The Real Poverty – Story
A monk had some copper pieces and he wanted to give them away to the poorest man.
Many poor people came to him to get them, but he would not give them.
Finally, there came before the monk, a king seated on an elephant.
The monk threw the copper pieces into the howdah on the top of the elephant where the king was seated.
The king was astonished at this unexpected act of the monk.
The monk said the money was for him, the poorest man.
The king enquired how he could be the poorest man.
The monk said he was the poorest man, because of his possessions and of his continual hunger and thirst for more kingdoms.
Hence he was the poorest man.
The real poverty does not consist in want of riches but in an unsatisfied want or greed for more and more.
na socati na kanksati
samah sarvesu bhutesu
mad-bhaktim labhate param
“One who is thus transcendentally situated at once realizes the Supreme Brahman. He never laments or desires to have anything; he is equally disposed to every living entity. In that state he attains pure devotional service unto Me.” (BG 18.54)
These are the signs of liberation. The first symptom of one who is liberated is that he is very happy. It is not possible to find him morose. Nor does he have any anxiety. He never frets, “This thing I don’t have. Oh, I must secure this thing. Oh, this bill I have to pay. I have to go here, there.”

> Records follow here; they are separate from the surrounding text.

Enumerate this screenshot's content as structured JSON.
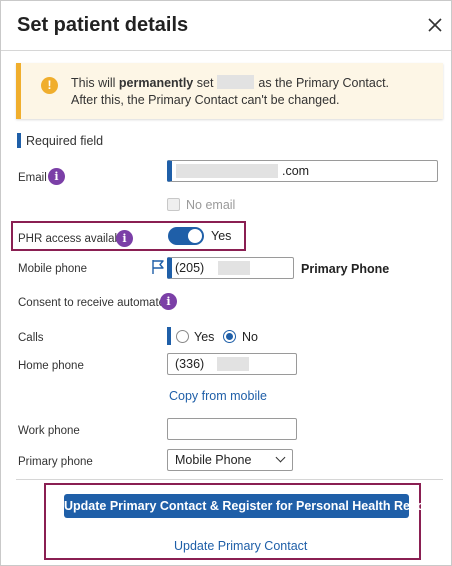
{
  "dialog": {
    "title": "Set patient details",
    "close_icon": "close-icon"
  },
  "warning": {
    "icon_glyph": "!",
    "line1_prefix": "This will ",
    "line1_bold": "permanently",
    "line1_mid": " set",
    "line1_suffix": "as the Primary Contact.",
    "line2": "After this, the Primary Contact can't be changed.",
    "accent": "#f0ae2d"
  },
  "required_legend": "Required field",
  "fields": {
    "email": {
      "label": "Email",
      "suffix": ".com"
    },
    "no_email": {
      "label": "No email",
      "checked": false
    },
    "phr": {
      "label": "PHR access available",
      "toggle_label": "Yes",
      "on": true
    },
    "mobile": {
      "label": "Mobile phone",
      "area_code": "(205)",
      "primary_label": "Primary Phone"
    },
    "consent": {
      "label": "Consent to receive automated:"
    },
    "calls": {
      "label": "Calls",
      "yes": "Yes",
      "no": "No",
      "selected": "No"
    },
    "home": {
      "label": "Home phone",
      "area_code": "(336)",
      "copy_link": "Copy from mobile"
    },
    "work": {
      "label": "Work phone",
      "value": ""
    },
    "primary_phone": {
      "label": "Primary phone",
      "selected": "Mobile Phone"
    }
  },
  "actions": {
    "primary_button": "Update Primary Contact & Register for Personal Health Record",
    "secondary_link": "Update Primary Contact"
  },
  "colors": {
    "brand": "#1f5fa8",
    "info": "#7b3fa7",
    "highlight": "#8a1f52"
  }
}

One who is liberated has no anxieties at all. He may be the poorest man in the world, but he neither laments nor thinks that he is poor. Why should he think that he is poor? When we think that we are these material bodies and that we have possessions to go with them, then we think that we are poor or rich, but one who is liberated from the material conception of life has nothing to do with possessions or lack of possessions. “I have nothing to lose and nothing to gain,” he thinks. “I am completely separate from all this.” Nor does he see anyone else as rich or poor, educated or uneducated, beautiful or ugly, etc. He does not see any material dualities, for his vision is completely on the spiritual platform, and he sees that every living entity is part and parcel of Krsna. Thus seeing all entities in their true identity, he tries to take them back to Krsna consciousness. His viewpoint is that everyone–whether he be brahmana or sudra, black or white, Hindu, Christian, or whatever–should come to Krsna consciousness. When one is situated in this way, then: mad-bhaktim labhate param–he becomes eligible for becoming a pure devotee of Krsna’s.
caitanyacandre prakate yo dino dina eva sah
“A person who does not take advantage of the nectar of devotional service overflowing during the presence of Sri Caitanya Mahaprabhu’s cult is certainly the poorest of the poor.”
avatirne gauracandre vistirne prema-sagare
suprakasita-ratnaughe yo oino oina eva sah
“The advent of Lord Caitanya Mahaprabhu is just like an expanding ocean of nectar. One who does not collect the valuable jewels within this ocean is certainly the poorest of the poor.”
(Also read this Story: BEG FROM KRISHNA -STORY)